As a first film SLR, I have always recommended the 1000fn because it offers the right mix of features, control and ergonomics at a stupidly affordable price. This is still the case today, but the 500n is a definite contender if you can get it for the same £5-15 that you can the 1000fn. Given a choice between the two, you’d be fairly mad not to go for the 500n due to the much, much improved auto focus. In nearly every other respect, you wouldn’t really notice the difference between them in terms of features and usability. If you prefer a bigger body, then the 1000fn may still win out.
Learning and conclusions
This camera is so bruised and abused yet still works. I cannot help but wonder how anything ends up broken to the point of being completely non functional when this 500n still works. How is it possible that I can own this camera which looks like it has been run over, yet it still fires and takes lovely pictures, and yet I have other cameras that look pristine and are totally dead? It baffles me.
Canon may have built and sold many cheap, mainly plastic film SLR’s in the 1990’s to early 2000’s but if this camera proves anything, it proves that plastic does not mean poor quality and a lack of robustness. Indeed, the more of these cheap, entry level SLR’s I use, the more I question why it was ever necessary for most photographers to upgrade at all. The lens on these bodies makes 99.9% of the difference to how good the final images are.
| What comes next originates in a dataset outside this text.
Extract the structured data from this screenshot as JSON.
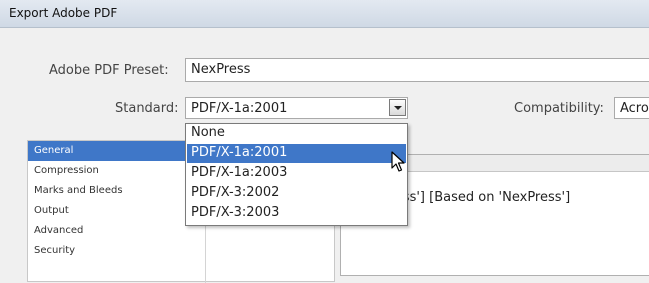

Of course, those who relied on their cameras from day to day and for an income will absolutely have needed faultless, quick AF performance. They justified the need for more control over metering and much faster continuous shooting capability. Dare I say it, they needed the better build quality and robustness of a body which truly could take a battering and keep firing after 100,000 shutter activations. But for everyone else, did they really need more than these extremely capable entry level bodies? I’m certainly not sure I will ever possess the skill to truly outgrow or outclass them.
I’ve developed a real fondness and something of a soft spot for this particular 500n. I will definitely keep it and use it again in the future. Having said that, I will also look at repairing and restoring it if I can – after all, I think if ever there were a camera that deserved it, this is the one.